I wasn’t sure about this newfound season of life. For years retirement seemed to be for the old or at least those older than me. I was too young to feel I had to change much but old enough to realize I had to change gears. Medicare, social security, and IRA accounts forced me to realize that life was now different, and unknown.
So what kept me from exploding my life with bad decisions at this stage of life? I remember hearing Paul Leavenworth preach at EBC about “finishing well.” Although his focus was the college student, I was listening. I wanted to finish well, but the creepy feeling of sitting in a rocking chair at a retirement estate was still not on my radar. I was too young and yet too old. How could this be happening to me, the young, vibrant man who for years felt he could do it all?
I found the disciplines I had cultivated in my life over the years were the source of my strength now. The spiritual routine, the physical well-being, and the social relationships – those things that held me firm during all those storms of ministry years –were stabilizing me. It seems so simple but it is true. The personal devotion time I had developed over the years was my spiritual resource. My wife, Sharon, my kids and grandkids, and my friends and colleagues all gave me strength with words of encouragement. And my personal commitment to daily physical exercise was giving me a sense of continued vitality. I started to sense I was going to be ok.
Maybe the “new” was just doing the “old” differently. Can you sleep in a little and still do important, sometimes life changing things? Can your speed decrease and you still get there? Can your opinion be important when fewer people are listening? Can ministry happen differently and still be ministry? The answer is “YES.”Yes, I am doing something new. It is different because I haven’t been this way before, but it is also fulfilling because my steps are still ordered of the Lord. I asked Him and He gave me direction, a sense that He is still using me.

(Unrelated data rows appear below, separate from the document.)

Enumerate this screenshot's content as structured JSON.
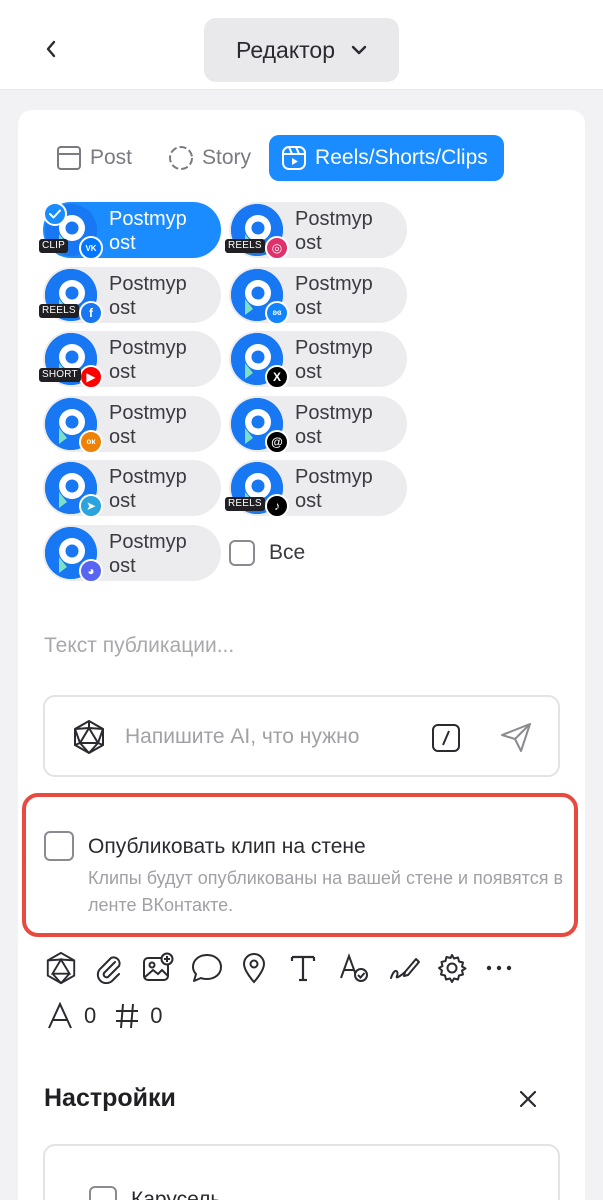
{
  "header": {
    "title": "Редактор"
  },
  "tabs": [
    {
      "label": "Post"
    },
    {
      "label": "Story"
    },
    {
      "label": "Reels/Shorts/Clips"
    }
  ],
  "accounts": [
    {
      "name_line1": "Postmyp",
      "name_line2": "ost",
      "network": "vk-icon",
      "format": "CLIP",
      "selected": true
    },
    {
      "name_line1": "Postmyp",
      "name_line2": "ost",
      "network": "instagram-icon",
      "format": "REELS",
      "selected": false
    },
    {
      "name_line1": "Postmyp",
      "name_line2": "ost",
      "network": "facebook-icon",
      "format": "REELS",
      "selected": false
    },
    {
      "name_line1": "Postmyp",
      "name_line2": "ost",
      "network": "bluesky-icon",
      "format": "",
      "selected": false
    },
    {
      "name_line1": "Postmyp",
      "name_line2": "ost",
      "network": "youtube-icon",
      "format": "SHORT",
      "selected": false
    },
    {
      "name_line1": "Postmyp",
      "name_line2": "ost",
      "network": "x-icon",
      "format": "",
      "selected": false
    },
    {
      "name_line1": "Postmyp",
      "name_line2": "ost",
      "network": "odnoklassniki-icon",
      "format": "",
      "selected": false
    },
    {
      "name_line1": "Postmyp",
      "name_line2": "ost",
      "network": "threads-icon",
      "format": "",
      "selected": false
    },
    {
      "name_line1": "Postmyp",
      "name_line2": "ost",
      "network": "telegram-icon",
      "format": "",
      "selected": false
    },
    {
      "name_line1": "Postmyp",
      "name_line2": "ost",
      "network": "tiktok-icon",
      "format": "REELS",
      "selected": false
    },
    {
      "name_line1": "Postmyp",
      "name_line2": "ost",
      "network": "discord-icon",
      "format": "",
      "selected": false
    }
  ],
  "select_all_label": "Все",
  "post_text_placeholder": "Текст публикации...",
  "ai": {
    "placeholder": "Напишите AI, что нужно"
  },
  "vk_wall": {
    "title": "Опубликовать клип на стене",
    "description": "Клипы будут опубликованы на вашей стене и появятся в ленте ВКонтакте."
  },
  "counters": {
    "chars": "0",
    "hashtags": "0"
  },
  "settings": {
    "title": "Настройки",
    "carousel_label": "Карусель"
  },
  "colors": {
    "accent": "#1a8cff",
    "highlight_border": "#e84a3f"
  }
}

About the Author
Lonny R. Burke has been an Open Bible credentialed minister for more than 51 years. He and his wife, Sharon, live in Eugene, Oregon, and have two daughters and three grandchildren. They volunteer with several children’s ministry organizations, helping give needy kids a positive influence.